The Prime Minister announces “Australia-Style” relationship with the EU.
Last month, Boris Johnson suggested that both the UK and EU should walk away from the negotiations and prepare for a no-deal divorce if there was no agreement by the summit on 15th October.
During the summit, the EU stated their determination to have a partnership with the United Kingdom on the basis of the negotiating directives of 25 February 2020, in particular regarding the level playing field on governance and fisheries.
Johnson has accused the European Union of abandoning the idea of a free trade deal as “there doesn’t seem to be any progress coming from Brussels”.
Therefore, the Prime Minister announced today that Britain will be pursuing an “Australia-style” relationship with the European Union, as they have “refused to negotiate seriously over the last few months”.
Australia has no comprehensive trade deal with the EU and does far less business with Brussels than the UK. A no-deal split would see the EU impose tariffs on UK goods, with businesses warning this would damage British firms.
The UK’s Chief Negotiator, Lord Frost, told his counterpart, Michel Barnier, that there was no basis for continuing talks next week unless the EU had a fundamental change of approach.
Mr Johnson stated: “From the outset, we were totally clear that we wanted nothing more complicated than a Canada-style relationship, based on friendship and free trade.”
Adding: “To judge by the latest EU summit in Brussels, that won’t work for our EU partners. They want the continued ability to control our legislative freedom, our fisheries, in a way that is obviously unacceptable to an independent country.”
The Prime Minister has warned businesses to “get ready” for a no-deal Brexit and has urged people to “embrace” the plan with “high hearts”, vowing that the UK will “prosper mightily”.
Nigel Farage, the Brexit Party leader, has shown support for the Government’s approach, tweeting: “Boris now reaching the right solution.”
A canada-style deal was always impossible given the withdrawal agreement. Boris now reaching the right solution. https://t.co/TsT6sZbKUg
— Nigel Farage (@Nigel_Farage) October 16, 2020
Brexiteers have celebrated the news of a no-deal outcome on social media, with one commenting: “It had to happen and better sooner than later. At least the EU now know the score.”
Labour MP Angela Rayner took to Twitter to say that the PM had failed to deliver a trade agreement:
Prime Minister, it's time to take responsibility for your broken promises and your failure to deliver.
The responsibility lies with you and you alone. https://t.co/A4gzkwfNiK
— Angela Rayner (@AngelaRayner) October 16, 2020
However, there remains scepticism in Brussels that Mr Johnson will actually deliver on his threat to pull the plug on the negotiations.

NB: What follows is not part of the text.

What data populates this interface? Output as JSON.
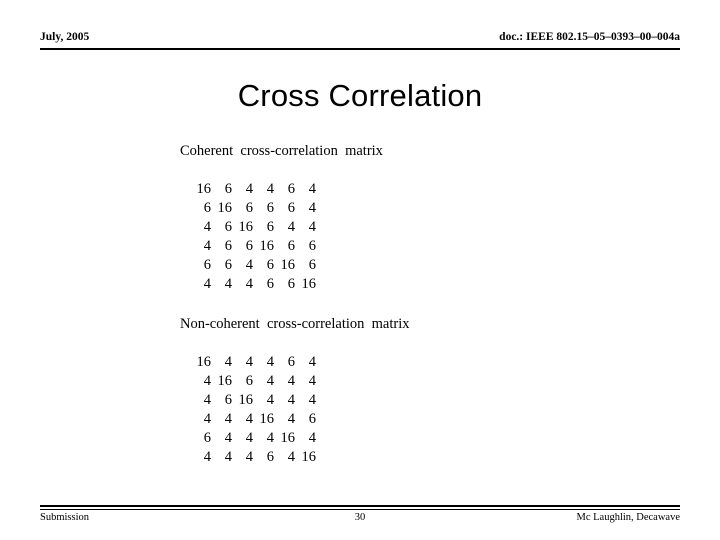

Ursula von der Leyen, the President of the European Commission, responded to Mr Johnson’s announcement by claiming formal trade talks will still go ahead in London next week.

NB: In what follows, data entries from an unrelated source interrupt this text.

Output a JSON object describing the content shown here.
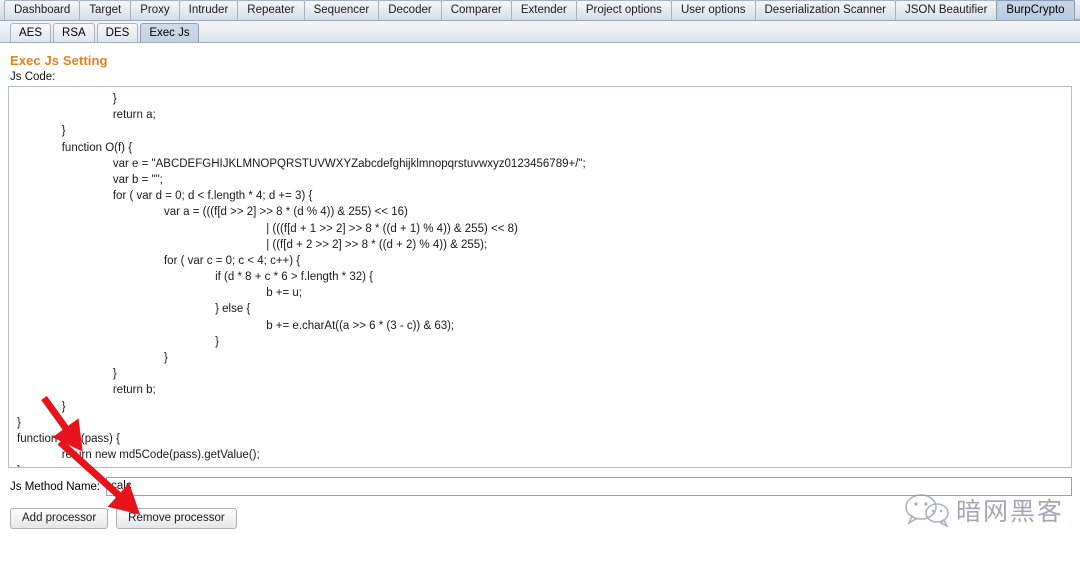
{
  "main_tabs": [
    {
      "label": "Dashboard",
      "active": false
    },
    {
      "label": "Target",
      "active": false
    },
    {
      "label": "Proxy",
      "active": false
    },
    {
      "label": "Intruder",
      "active": false
    },
    {
      "label": "Repeater",
      "active": false
    },
    {
      "label": "Sequencer",
      "active": false
    },
    {
      "label": "Decoder",
      "active": false
    },
    {
      "label": "Comparer",
      "active": false
    },
    {
      "label": "Extender",
      "active": false
    },
    {
      "label": "Project options",
      "active": false
    },
    {
      "label": "User options",
      "active": false
    },
    {
      "label": "Deserialization Scanner",
      "active": false
    },
    {
      "label": "JSON Beautifier",
      "active": false
    },
    {
      "label": "BurpCrypto",
      "active": true
    }
  ],
  "sub_tabs": [
    {
      "label": "AES",
      "active": false
    },
    {
      "label": "RSA",
      "active": false
    },
    {
      "label": "DES",
      "active": false
    },
    {
      "label": "Exec Js",
      "active": true
    }
  ],
  "panel": {
    "section_title": "Exec Js Setting",
    "code_label": "Js Code:",
    "method_label": "Js Method Name:",
    "method_value": "calc",
    "method_placeholder": ""
  },
  "code_lines": [
    "                              }",
    "                              return a;",
    "              }",
    "              function O(f) {",
    "                              var e = \"ABCDEFGHIJKLMNOPQRSTUVWXYZabcdefghijklmnopqrstuvwxyz0123456789+/\";",
    "                              var b = \"\";",
    "                              for ( var d = 0; d < f.length * 4; d += 3) {",
    "                                              var a = (((f[d >> 2] >> 8 * (d % 4)) & 255) << 16)",
    "                                                                              | (((f[d + 1 >> 2] >> 8 * ((d + 1) % 4)) & 255) << 8)",
    "                                                                              | ((f[d + 2 >> 2] >> 8 * ((d + 2) % 4)) & 255);",
    "                                              for ( var c = 0; c < 4; c++) {",
    "                                                              if (d * 8 + c * 6 > f.length * 32) {",
    "                                                                              b += u;",
    "                                                              } else {",
    "                                                                              b += e.charAt((a >> 6 * (3 - c)) & 63);",
    "                                                              }",
    "                                              }",
    "                              }",
    "                              return b;",
    "              }",
    "}",
    "function calc(pass) {",
    "              return new md5Code(pass).getValue();",
    "}"
  ],
  "buttons": {
    "add": "Add processor",
    "remove": "Remove processor"
  },
  "annotations": {
    "arrow_color": "#e8131a",
    "arrow_1_target": "function calc(pass)",
    "arrow_2_target": "Js Method Name input"
  },
  "watermark": {
    "text": "暗网黑客",
    "icon": "wechat-icon",
    "color": "#7d8796"
  }
}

She tweeted: “EU-UK talks: the EU continues to work for a deal, but not at any price. As planned, our negotiation team will go to London next week to intensify these negotiations.”